Input records —
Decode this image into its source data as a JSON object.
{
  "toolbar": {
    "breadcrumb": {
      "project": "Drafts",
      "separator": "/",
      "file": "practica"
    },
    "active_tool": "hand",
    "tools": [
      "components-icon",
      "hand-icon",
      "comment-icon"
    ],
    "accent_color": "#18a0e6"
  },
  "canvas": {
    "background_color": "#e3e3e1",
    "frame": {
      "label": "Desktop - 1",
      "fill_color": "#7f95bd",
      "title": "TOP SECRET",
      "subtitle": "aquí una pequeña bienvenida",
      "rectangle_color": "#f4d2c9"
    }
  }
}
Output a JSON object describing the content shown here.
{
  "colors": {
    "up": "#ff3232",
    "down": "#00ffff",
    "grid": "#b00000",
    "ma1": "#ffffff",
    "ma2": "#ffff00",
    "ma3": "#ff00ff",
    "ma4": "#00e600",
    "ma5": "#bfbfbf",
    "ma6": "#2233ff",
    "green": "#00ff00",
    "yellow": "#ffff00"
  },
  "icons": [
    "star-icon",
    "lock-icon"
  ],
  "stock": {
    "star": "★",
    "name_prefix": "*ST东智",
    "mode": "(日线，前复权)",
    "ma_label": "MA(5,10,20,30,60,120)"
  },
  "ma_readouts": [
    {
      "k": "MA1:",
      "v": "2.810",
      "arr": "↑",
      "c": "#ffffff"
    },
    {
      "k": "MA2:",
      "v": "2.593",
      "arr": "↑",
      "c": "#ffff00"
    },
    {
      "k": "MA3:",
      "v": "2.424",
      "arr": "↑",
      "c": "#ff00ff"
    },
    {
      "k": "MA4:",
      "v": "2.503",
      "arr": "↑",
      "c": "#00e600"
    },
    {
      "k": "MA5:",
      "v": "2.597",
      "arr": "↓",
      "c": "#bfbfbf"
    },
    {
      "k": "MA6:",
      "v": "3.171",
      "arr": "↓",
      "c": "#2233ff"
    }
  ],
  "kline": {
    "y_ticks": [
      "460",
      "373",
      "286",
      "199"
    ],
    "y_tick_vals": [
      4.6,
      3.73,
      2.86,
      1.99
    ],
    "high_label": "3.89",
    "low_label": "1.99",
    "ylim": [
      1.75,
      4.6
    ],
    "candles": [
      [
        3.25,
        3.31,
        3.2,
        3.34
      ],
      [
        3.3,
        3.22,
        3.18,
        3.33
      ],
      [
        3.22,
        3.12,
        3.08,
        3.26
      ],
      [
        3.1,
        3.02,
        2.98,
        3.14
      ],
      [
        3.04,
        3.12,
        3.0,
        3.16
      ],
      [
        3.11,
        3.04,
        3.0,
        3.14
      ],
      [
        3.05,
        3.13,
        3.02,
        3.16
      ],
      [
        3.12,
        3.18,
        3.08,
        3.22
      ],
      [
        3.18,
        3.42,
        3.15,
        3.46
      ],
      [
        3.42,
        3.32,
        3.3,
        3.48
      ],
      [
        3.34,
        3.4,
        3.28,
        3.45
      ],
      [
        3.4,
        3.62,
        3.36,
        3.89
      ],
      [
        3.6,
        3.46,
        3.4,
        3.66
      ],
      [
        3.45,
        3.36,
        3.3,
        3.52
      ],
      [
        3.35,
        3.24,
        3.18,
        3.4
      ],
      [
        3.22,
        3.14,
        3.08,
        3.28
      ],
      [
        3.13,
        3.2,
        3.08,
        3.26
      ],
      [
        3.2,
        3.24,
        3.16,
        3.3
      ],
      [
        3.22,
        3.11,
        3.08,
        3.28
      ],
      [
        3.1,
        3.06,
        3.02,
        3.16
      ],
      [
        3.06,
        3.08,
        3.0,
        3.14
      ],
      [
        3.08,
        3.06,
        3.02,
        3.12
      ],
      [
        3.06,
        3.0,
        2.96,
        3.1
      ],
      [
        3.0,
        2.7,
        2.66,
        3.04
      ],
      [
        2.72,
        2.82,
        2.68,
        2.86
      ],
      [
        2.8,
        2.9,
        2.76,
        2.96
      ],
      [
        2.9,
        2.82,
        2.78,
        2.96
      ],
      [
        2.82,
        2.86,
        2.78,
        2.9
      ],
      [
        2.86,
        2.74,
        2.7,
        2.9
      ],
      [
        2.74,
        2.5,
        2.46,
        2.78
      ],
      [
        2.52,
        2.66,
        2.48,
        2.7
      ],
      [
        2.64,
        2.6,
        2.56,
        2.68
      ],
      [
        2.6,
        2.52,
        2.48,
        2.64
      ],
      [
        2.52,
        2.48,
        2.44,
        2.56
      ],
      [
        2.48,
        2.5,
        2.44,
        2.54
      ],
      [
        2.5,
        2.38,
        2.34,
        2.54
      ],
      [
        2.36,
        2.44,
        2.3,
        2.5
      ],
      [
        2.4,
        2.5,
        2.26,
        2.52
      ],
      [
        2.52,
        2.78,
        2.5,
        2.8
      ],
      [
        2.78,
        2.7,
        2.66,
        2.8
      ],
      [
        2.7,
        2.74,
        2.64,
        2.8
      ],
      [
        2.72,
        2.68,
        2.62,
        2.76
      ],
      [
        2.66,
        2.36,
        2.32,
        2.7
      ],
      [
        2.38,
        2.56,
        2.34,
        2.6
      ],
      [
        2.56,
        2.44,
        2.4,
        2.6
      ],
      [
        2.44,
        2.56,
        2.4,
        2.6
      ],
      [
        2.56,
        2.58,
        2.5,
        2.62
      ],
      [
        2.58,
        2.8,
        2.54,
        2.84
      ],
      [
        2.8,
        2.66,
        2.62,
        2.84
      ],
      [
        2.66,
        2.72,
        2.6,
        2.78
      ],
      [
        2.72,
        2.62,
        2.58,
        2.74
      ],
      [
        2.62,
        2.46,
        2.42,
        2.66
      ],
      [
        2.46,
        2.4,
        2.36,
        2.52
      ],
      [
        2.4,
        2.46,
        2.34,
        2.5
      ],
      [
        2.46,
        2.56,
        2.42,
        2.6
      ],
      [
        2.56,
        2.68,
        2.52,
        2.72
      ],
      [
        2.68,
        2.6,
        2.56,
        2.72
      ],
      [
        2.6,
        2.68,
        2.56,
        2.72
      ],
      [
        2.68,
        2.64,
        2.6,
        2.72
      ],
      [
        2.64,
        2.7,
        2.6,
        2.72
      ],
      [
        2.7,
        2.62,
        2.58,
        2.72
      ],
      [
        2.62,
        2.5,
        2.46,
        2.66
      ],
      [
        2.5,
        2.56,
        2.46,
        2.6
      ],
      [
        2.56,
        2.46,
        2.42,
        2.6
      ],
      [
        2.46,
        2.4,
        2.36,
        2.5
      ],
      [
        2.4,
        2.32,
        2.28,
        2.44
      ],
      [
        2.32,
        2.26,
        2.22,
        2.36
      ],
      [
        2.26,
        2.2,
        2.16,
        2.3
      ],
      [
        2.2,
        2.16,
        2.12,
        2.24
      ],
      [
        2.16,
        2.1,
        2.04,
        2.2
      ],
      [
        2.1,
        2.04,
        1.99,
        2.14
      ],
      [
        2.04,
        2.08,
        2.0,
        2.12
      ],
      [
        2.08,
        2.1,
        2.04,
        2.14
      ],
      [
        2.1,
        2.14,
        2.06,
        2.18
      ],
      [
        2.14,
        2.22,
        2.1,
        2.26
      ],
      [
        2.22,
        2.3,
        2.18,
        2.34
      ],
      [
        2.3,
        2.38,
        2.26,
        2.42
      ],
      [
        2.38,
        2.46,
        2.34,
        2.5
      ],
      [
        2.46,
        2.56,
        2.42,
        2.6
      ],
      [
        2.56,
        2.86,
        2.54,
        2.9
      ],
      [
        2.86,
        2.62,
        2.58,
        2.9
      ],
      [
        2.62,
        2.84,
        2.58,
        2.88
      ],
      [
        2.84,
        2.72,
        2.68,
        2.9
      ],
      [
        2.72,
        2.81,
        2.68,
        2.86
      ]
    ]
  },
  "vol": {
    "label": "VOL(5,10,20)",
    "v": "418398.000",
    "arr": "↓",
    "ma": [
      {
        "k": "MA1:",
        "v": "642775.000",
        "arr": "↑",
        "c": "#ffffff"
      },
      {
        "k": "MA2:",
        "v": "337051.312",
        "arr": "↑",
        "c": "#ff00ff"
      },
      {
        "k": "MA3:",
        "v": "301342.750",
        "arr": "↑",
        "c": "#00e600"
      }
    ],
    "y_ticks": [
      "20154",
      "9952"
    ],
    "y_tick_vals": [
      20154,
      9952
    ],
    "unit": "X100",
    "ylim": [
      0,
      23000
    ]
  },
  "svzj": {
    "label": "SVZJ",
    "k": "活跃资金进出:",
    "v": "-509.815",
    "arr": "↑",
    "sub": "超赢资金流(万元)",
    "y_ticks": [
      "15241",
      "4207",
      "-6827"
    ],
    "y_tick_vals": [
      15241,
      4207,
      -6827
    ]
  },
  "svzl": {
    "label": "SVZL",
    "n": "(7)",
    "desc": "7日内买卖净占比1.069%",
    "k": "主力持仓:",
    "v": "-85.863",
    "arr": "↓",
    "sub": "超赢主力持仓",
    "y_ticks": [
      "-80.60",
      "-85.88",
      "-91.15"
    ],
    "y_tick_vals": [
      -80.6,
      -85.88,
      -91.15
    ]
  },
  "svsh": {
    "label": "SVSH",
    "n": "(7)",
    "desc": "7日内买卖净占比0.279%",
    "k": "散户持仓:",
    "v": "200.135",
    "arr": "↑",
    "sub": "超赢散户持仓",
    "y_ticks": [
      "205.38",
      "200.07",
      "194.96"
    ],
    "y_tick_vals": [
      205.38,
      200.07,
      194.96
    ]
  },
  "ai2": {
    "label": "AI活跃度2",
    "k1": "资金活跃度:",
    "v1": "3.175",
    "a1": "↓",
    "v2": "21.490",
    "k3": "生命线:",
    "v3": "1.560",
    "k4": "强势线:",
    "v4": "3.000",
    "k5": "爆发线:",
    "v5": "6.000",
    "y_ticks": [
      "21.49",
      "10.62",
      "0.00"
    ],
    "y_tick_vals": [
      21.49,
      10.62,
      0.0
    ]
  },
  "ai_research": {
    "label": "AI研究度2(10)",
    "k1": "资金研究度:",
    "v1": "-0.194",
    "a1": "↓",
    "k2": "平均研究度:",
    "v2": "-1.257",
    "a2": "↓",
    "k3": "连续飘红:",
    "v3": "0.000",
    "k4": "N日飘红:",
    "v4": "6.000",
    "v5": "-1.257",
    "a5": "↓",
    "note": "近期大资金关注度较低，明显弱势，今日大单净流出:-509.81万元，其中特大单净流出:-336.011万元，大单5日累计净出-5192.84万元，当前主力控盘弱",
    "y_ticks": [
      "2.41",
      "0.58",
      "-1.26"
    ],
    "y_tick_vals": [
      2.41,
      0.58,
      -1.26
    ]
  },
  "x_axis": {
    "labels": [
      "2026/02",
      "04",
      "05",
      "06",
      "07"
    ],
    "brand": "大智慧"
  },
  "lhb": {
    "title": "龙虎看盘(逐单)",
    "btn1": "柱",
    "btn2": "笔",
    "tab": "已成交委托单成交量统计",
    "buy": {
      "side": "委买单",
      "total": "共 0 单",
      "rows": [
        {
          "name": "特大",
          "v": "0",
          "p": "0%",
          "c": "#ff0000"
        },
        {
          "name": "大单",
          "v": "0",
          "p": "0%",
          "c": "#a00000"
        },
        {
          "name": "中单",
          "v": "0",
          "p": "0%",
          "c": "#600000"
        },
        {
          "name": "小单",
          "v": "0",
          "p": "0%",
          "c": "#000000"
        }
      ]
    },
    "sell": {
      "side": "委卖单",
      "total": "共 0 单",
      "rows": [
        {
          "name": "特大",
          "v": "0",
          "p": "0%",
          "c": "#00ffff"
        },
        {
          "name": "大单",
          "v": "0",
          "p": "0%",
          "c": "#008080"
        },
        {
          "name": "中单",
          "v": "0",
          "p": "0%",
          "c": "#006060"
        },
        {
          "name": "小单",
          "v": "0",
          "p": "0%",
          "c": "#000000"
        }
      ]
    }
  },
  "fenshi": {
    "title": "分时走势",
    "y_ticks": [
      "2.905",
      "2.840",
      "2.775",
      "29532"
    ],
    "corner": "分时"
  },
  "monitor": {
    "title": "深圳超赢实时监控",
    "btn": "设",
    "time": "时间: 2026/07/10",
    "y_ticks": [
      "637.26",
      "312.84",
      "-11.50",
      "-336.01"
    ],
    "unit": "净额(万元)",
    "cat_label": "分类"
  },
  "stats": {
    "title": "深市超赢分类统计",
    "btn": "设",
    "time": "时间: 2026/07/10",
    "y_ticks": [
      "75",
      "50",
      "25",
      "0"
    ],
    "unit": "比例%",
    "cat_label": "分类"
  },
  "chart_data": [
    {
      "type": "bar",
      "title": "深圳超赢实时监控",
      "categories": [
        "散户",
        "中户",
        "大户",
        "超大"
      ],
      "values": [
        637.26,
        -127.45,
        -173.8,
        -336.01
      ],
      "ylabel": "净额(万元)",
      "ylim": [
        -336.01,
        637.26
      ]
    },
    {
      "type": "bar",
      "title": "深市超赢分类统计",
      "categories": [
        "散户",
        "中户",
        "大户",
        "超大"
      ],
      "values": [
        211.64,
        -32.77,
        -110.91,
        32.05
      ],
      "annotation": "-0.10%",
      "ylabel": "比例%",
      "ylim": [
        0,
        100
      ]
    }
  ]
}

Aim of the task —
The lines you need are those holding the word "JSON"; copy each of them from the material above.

Exercise solution —
Decode this image into its source data as a JSON object.
Output a JSON object describing the content shown here.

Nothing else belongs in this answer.